ARLINGTON -- Rangers manager Ron Washington said Adrian Beltre can't keep going like this much longer.
"He's going to be a run producer," Washington said. "How close he is, I don't know. I'll tell you one thing, what you saw tonight, you won't see that through the season. That's a guarantee."
What the Rangers saw in a 3-1 loss to the White Sox on Thursday night wasn't good. Beltre did hit his sixth home run of the season in the second inning to give the Rangers an early lead. But he also grounded into an inning-ending double play with the bases loaded in the sixth and struck out with two on and two outs in the eighth.

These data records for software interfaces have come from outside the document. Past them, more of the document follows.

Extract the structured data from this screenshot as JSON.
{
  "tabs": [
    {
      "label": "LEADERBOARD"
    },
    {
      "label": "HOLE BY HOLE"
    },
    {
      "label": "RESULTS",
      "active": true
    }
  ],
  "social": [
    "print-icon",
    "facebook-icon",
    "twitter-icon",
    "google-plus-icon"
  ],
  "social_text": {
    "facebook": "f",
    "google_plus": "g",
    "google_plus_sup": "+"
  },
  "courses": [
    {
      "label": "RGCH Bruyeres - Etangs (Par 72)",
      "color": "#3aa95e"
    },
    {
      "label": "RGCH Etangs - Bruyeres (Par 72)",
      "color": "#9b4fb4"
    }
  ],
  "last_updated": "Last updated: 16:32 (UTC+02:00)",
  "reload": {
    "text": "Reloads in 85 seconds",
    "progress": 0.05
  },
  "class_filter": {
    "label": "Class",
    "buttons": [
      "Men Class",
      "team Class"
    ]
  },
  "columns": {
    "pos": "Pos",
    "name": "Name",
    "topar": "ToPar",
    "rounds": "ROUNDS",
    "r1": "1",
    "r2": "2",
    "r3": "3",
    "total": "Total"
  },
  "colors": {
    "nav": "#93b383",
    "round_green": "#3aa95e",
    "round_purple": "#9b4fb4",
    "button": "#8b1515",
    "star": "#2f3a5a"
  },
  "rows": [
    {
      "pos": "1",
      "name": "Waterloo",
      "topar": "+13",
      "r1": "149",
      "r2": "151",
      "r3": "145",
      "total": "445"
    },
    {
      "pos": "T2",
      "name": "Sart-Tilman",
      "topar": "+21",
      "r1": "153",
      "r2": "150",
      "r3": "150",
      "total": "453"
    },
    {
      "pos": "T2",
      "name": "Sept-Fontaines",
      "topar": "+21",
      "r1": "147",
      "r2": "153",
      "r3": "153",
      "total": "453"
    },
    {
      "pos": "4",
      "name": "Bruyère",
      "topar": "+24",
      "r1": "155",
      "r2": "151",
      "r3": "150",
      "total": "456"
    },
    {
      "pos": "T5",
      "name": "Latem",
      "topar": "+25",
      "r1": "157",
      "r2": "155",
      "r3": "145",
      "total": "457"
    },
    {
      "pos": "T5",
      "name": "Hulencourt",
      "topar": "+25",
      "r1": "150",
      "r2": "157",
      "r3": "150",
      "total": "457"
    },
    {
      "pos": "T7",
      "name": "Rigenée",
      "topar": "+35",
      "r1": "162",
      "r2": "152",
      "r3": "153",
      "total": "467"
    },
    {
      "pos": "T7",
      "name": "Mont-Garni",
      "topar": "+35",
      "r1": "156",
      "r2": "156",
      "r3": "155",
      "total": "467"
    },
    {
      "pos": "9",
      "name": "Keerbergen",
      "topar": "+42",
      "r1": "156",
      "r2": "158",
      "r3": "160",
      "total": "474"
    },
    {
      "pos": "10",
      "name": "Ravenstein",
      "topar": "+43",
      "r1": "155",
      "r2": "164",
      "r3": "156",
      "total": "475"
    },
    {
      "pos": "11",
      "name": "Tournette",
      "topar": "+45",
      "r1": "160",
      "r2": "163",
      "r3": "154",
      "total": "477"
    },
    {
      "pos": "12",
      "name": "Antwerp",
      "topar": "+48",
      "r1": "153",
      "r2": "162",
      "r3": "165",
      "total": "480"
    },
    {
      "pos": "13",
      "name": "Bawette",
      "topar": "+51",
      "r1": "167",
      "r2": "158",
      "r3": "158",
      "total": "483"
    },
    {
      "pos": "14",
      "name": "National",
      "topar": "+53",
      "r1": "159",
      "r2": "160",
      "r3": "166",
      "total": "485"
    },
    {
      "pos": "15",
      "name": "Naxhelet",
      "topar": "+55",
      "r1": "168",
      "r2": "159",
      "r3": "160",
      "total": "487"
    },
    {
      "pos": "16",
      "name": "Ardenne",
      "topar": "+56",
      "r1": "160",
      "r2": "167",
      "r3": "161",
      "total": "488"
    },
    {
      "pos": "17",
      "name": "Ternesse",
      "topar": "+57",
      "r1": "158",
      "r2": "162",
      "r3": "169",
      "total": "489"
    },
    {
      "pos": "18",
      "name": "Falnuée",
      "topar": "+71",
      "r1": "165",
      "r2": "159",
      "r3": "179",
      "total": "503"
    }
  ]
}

Those were the Rangers' only two at-bats with runners in scoring position through eight innings, and they lost for the fourth time in the last five games. The Rangers scored 10 runs on Tuesday night but that is turning out to be an aberration. They scored a total of five runs in the four losses and Thursday's came after the White Sox had to scratch starter Jake Peavy because of back spasms.
The Rangers instead went up against reliever Hector Santiago, who was making his fifth Major League start. They managed just three hits against him and four relievers.
"I think the whole team is struggling," outfielder Nelson Cruz said. "We had chances to do some damage tonight and we weren't able to get it done. It's all of us, not just one guy."
That may be true but Beltre is starting to stick out. Rangers cleanup hitters entered Thursday's game with 10 RBIs, tied for the second fewest in the league. Beltre has been their cleanup hitter for 23 of 28 games. He also has just four hits in 34 at-bats with runners in scoring position. Only four hitters in the American League have more at-bats in those situations than Beltre.
"I'm not frustrated, but I'm the kind of guy, I like to produce," Beltre said. "I'm here to produce. Obviously, it's not happening. I'm not frustrated, but of course I want to do better. The team is relying on me right now. I'm getting in a lot of situations where I should be producing and doing a lot better and I'm not doing that."
Lance Berkman, who has been in the Major Leagues as long as Beltre, understands what he's going through.
"It's tough," Berkman said. "He's a guy who is obviously one of the greats. At one level it's comforting to see a guy like Adrian can struggle too. But I don't think it's going to be the case much longer. He's had some really good swings. He hit a home run tonight and he's hit some balls hard right at people. He'll get back on track."
Beltre's home run gave the Rangers a one-run lead and starter Justin Grimm kept it that way through 5 2/3 innings. Then it slipped away quickly.
Conor Gillaspie grounded a single up the middle and Alexei Ramirez flared a hit to left. That put runners on first and second for Tyler Flowers, who hits eighth in the White Sox order. Grimm threw him a breaking ball and it hung up at eye level. Flowers crushed it high and deep down the left-field line for a three-run home run.
'Unfortunately one bad pitch ... that's something that can win or lose a ballgame," Grimm said. "I hung a breaking ball at eye level. It probably would have been a ball if he hadn't swung at it. It wasn't waist level or chest level. It was at his eyes. It caught me off guard."
The Rangers still had plenty of time to overcome a two-run deficit and it was the sixth inning that hurt the most. Santiago got Craig Gentry on a grounder to start the inning, then gave up a double to Ian Kinsler and a walk to Elvis Andrus. Matt Lindstrom took over and walked Berkman to load bases.
That brought up Beltre and, after falling behind 0-2, he hit a weak grounder to Gillaspie, the White Sox third baseman, who started an inning-ending double play.
"It's not comfortable when [Beltre] comes up there, I'll tell you that," White Sox manager Robin Ventura said. "But you put yourselves in that situation. More often than not it's not going to work out. It was nice that we got out of it, but I don't like how we got in that situation."
Beltre had one more chance in the eighth. Leonys Martin led off with a pinch-hit single against reliever Jesse Crain. After Kinsler and Andrus flied out, Berkman drew another walk. This time Beltre went down swinging on a 2-2 curveball that was probably above the strike zone.
"I felt better today though I missed two clutch at-bats in key situations that I didn't come through," Beltre said. "I saw the ball better today. I feel a little better. Hopefully, tomorrow I'll improve."
The Rangers are counting on it and the manager is guaranteeing it.
T.R. Sullivan is a reporter for MLB.com. Read his blog, Postcards from Elysian Fields, and follow him on Twitter @Sullivan_Ranger. This story was not subject to the approval of Major League Baseball or its clubs.